**Problem:**
Report every line of the material that contains the string "OpenApi".

Excerpted data: Begin

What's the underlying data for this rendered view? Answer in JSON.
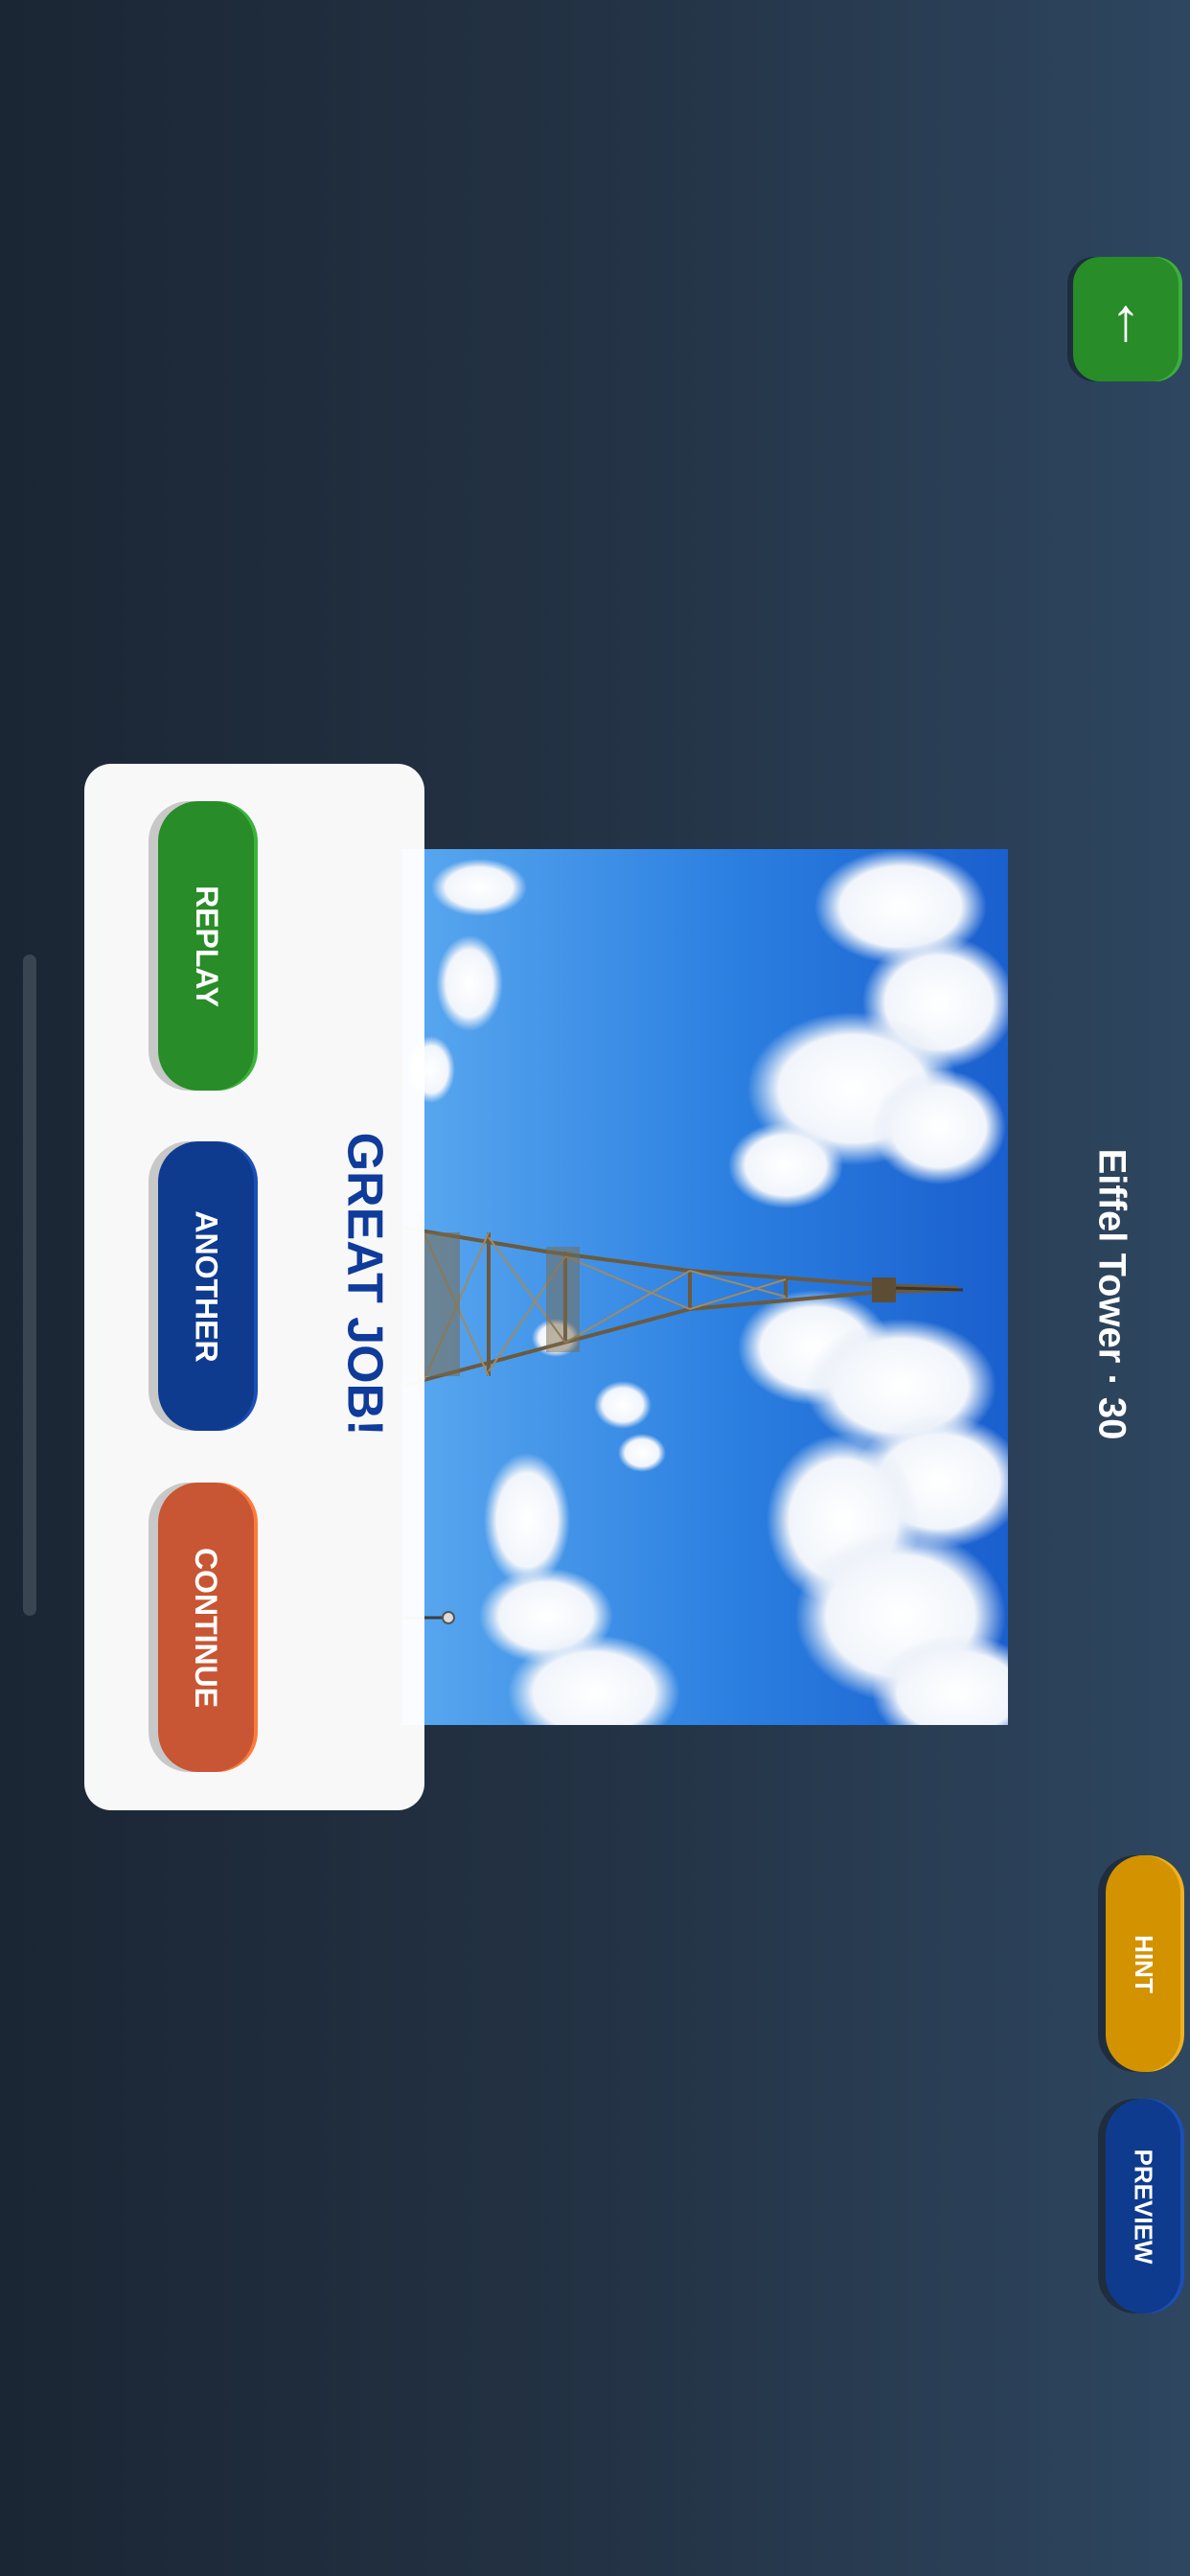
{
  "header": {
    "title": "Eiffel Tower · 30"
  },
  "top_button": {
    "icon": "↑",
    "icon_name": "up-arrow-icon"
  },
  "puzzle": {
    "image_subject": "Eiffel Tower against blue sky with clouds"
  },
  "dialog": {
    "title": "GREAT JOB!",
    "buttons": {
      "replay": "REPLAY",
      "another": "ANOTHER",
      "continue": "CONTINUE"
    }
  },
  "controls": {
    "hint": "HINT",
    "preview": "PREVIEW"
  },
  "colors": {
    "green": "#288c28",
    "blue": "#0f3b8f",
    "orange": "#c85533",
    "gold": "#d39200",
    "title_blue": "#0f3b9a"
  }
}
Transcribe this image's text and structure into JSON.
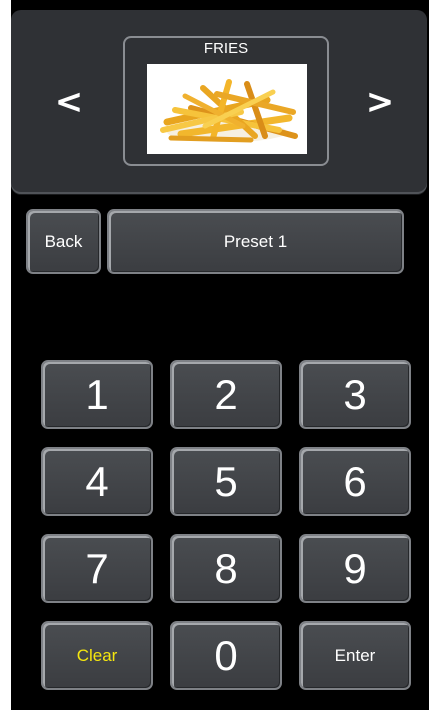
{
  "carousel": {
    "prev_label": "<",
    "next_label": ">",
    "product_name": "FRIES",
    "product_image_icon": "fries-image"
  },
  "controls": {
    "back_label": "Back",
    "preset_label": "Preset 1"
  },
  "keypad": {
    "keys": [
      "1",
      "2",
      "3",
      "4",
      "5",
      "6",
      "7",
      "8",
      "9",
      "Clear",
      "0",
      "Enter"
    ]
  },
  "colors": {
    "background": "#000000",
    "panel": "#2f3135",
    "button": "#43464a",
    "clear_text": "#f5e60f"
  }
}
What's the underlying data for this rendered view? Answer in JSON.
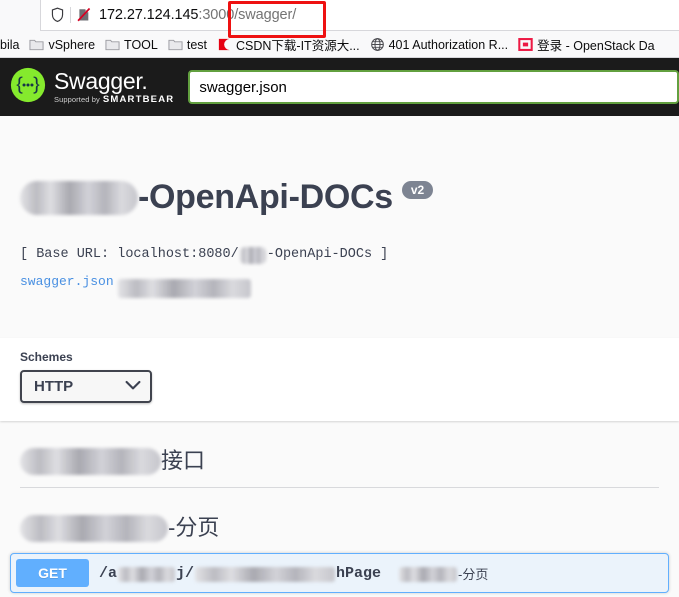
{
  "browser": {
    "url": {
      "host": "172.27.124.145",
      "port": ":3000",
      "path": "/swagger/"
    },
    "icons": {
      "shield": "shield-icon",
      "tracking_protection": "crossed-page-icon"
    },
    "bookmarks": [
      {
        "label": "bila",
        "icon": "partial-bookmark",
        "truncated_left": true
      },
      {
        "label": "vSphere",
        "icon": "folder-icon"
      },
      {
        "label": "TOOL",
        "icon": "folder-icon"
      },
      {
        "label": "test",
        "icon": "folder-icon"
      },
      {
        "label": "CSDN下载-IT资源大...",
        "icon": "csdn-icon"
      },
      {
        "label": "401 Authorization R...",
        "icon": "globe-icon"
      },
      {
        "label": "登录 - OpenStack Da",
        "icon": "openstack-icon"
      }
    ],
    "annotation": {
      "shape": "rectangle",
      "color": "#ee1111",
      "targets": "/swagger/"
    }
  },
  "topbar": {
    "logo_text": "Swagger",
    "logo_dot": ".",
    "supported_by": "Supported by",
    "brand": "SMARTBEAR",
    "download_url_value": "swagger.json",
    "download_url_placeholder": "swagger.json",
    "border_color": "#62a03f"
  },
  "info": {
    "title_suffix": "-OpenApi-DOCs",
    "title_redacted_prefix": true,
    "version_badge": "v2",
    "base_url_prefix": "[ Base URL: localhost:8080/",
    "base_url_suffix": "-OpenApi-DOCs ]",
    "swagger_json_link": "swagger.json",
    "description_redacted": true
  },
  "schemes": {
    "title": "Schemes",
    "selected": "HTTP",
    "options": [
      "HTTP"
    ],
    "caret_icon": "chevron-down-icon"
  },
  "tags": [
    {
      "id": "tag-1",
      "label_suffix": "接口",
      "redacted_prefix": true
    },
    {
      "id": "tag-2",
      "label_suffix": "-分页",
      "redacted_prefix": true
    }
  ],
  "operations": [
    {
      "method": "GET",
      "method_color": "#61affe",
      "path_part_1": "/a",
      "path_part_2": "j/",
      "path_part_3": "hPage",
      "description_suffix": "-分页"
    }
  ]
}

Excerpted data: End

**Output for this exercise:**
    "title_suffix": "-OpenApi-DOCs",
    "base_url_suffix": "-OpenApi-DOCs ]",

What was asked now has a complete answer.